Problem: Find every line in the listing below that includes the word "JSON", then give only how many there are.

Input material:

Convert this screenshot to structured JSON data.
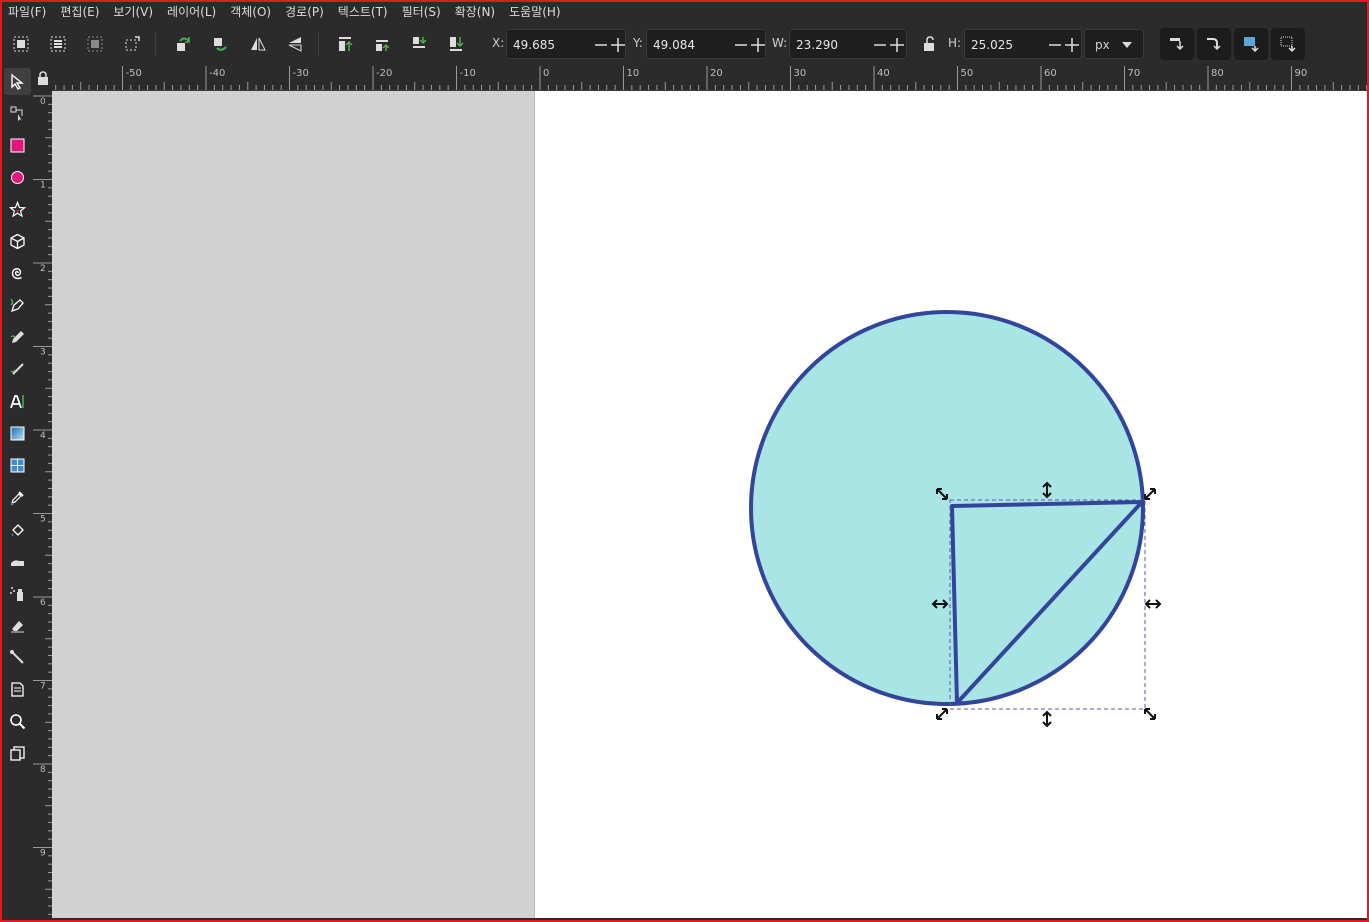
{
  "menu": {
    "items": [
      "파일(F)",
      "편집(E)",
      "보기(V)",
      "레이어(L)",
      "객체(O)",
      "경로(P)",
      "텍스트(T)",
      "필터(S)",
      "확장(N)",
      "도움말(H)"
    ]
  },
  "toolbar": {
    "x_label": "X:",
    "x_value": "49.685",
    "y_label": "Y:",
    "y_value": "49.084",
    "w_label": "W:",
    "w_value": "23.290",
    "h_label": "H:",
    "h_value": "25.025",
    "unit": "px"
  },
  "ruler": {
    "top_labels": [
      "-50",
      "-40",
      "-30",
      "-20",
      "-10",
      "0",
      "10",
      "20",
      "30",
      "40",
      "50",
      "60",
      "70",
      "80",
      "90"
    ],
    "left_labels": [
      "0",
      "1",
      "2",
      "3",
      "4",
      "5",
      "6",
      "7",
      "8",
      "9"
    ]
  },
  "colors": {
    "fill": "#a9e5e4",
    "stroke": "#32459b",
    "accent_rect": "#e3157e",
    "frame": "#e3191d"
  },
  "tools": [
    "selector-tool",
    "node-tool",
    "rectangle-tool",
    "ellipse-tool",
    "star-tool",
    "3d-box-tool",
    "spiral-tool",
    "pen-tool",
    "pencil-tool",
    "calligraphy-tool",
    "text-tool",
    "gradient-tool",
    "mesh-tool",
    "dropper-tool",
    "paint-bucket-tool",
    "tweak-tool",
    "spray-tool",
    "eraser-tool",
    "connector-tool",
    "page-tool",
    "zoom-tool",
    "pages-tool"
  ]
}
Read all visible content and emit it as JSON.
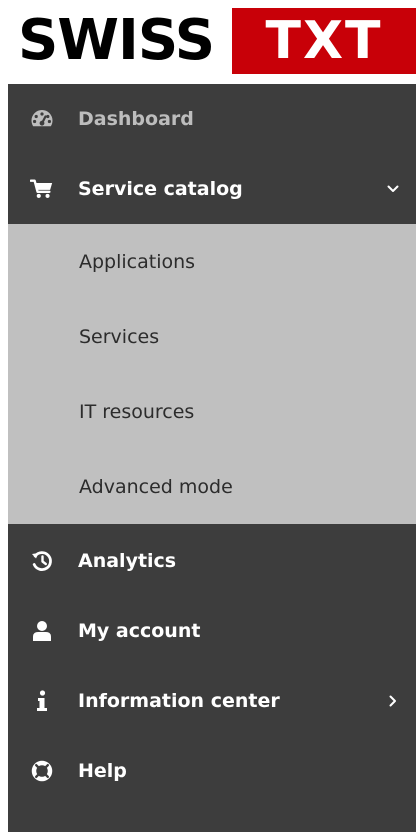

Result for this task: 2